Read more about SSc prognosis

Other Features

Other features reported in patients with SSc include hypothyroidism; autoimmune diseases (eg, Graves disease, Hashimoto thyroiditis, primary biliary cirrhosis, secondary Sjögren syndrome); psychological disorders (eg, depression); and overlap syndromes (overlap of SSc with rheumatoid arthritis and polymyositis).1


  1. Adigun R, Goyal A, Hariz A. Systemic sclerosis. StatPearls [Internet]. Updated May 8, 2022. Accessed April 27, 2023.
  2. Ferreli C, Gasparini G, Parodi A, Cozzani E, Rongioletti F, Atzori L. Cutaneous manifestations of scleroderma and scleroderma-like disorders: a comprehensive review. Clin Rev Allergy Immunol. 2017;53(3):306-336. doi:10.1007/s12016-017-8625-4
  3. Systemic scleroderma – symptoms, causes, treatment. NORD. Updated June 24, 2020. Accessed April 27, 2023.
  4. Hughes M, Herrick AL. Systemic sclerosis. Br J Hosp Med (Lond). 2019;80(9):530-536. doi:10.12968/hmed.2019.80.9.530
  5. Sobolewski P, Maślińska M, Wieczorek M, et al. Systemic sclerosis – multidisciplinary disease: clinical features and treatment. Reumatologia. 2019;57(4):221-233. doi:10.5114/reum.2019.87619
  6. Herrick AL. Systemic sclerosis: clinical features and management. Medicine. 2022;50(1):60-69. doi.10.1016/J.MPMED.2021.10.010

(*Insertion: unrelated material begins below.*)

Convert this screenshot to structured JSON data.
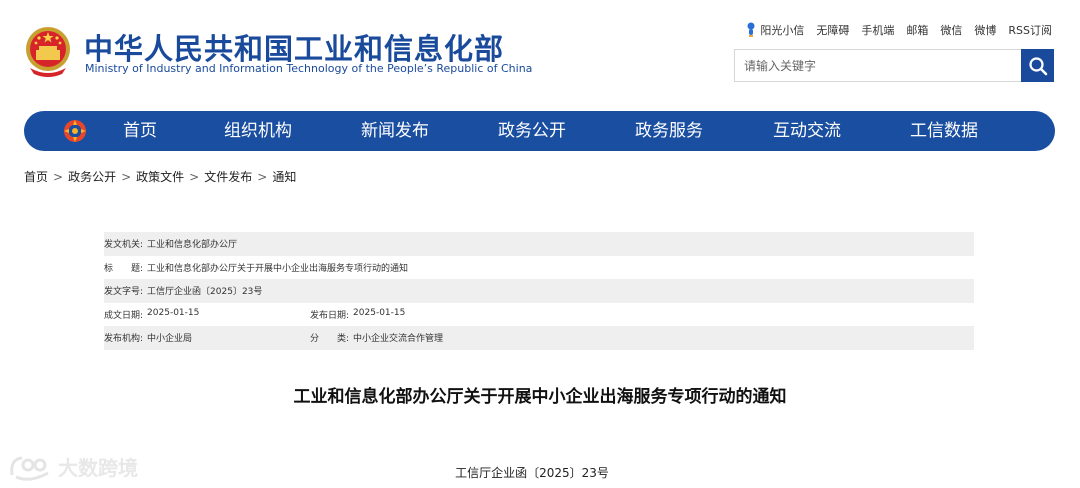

Reviewed by Debjyoti Talukdar, MD, on 4/29/2023.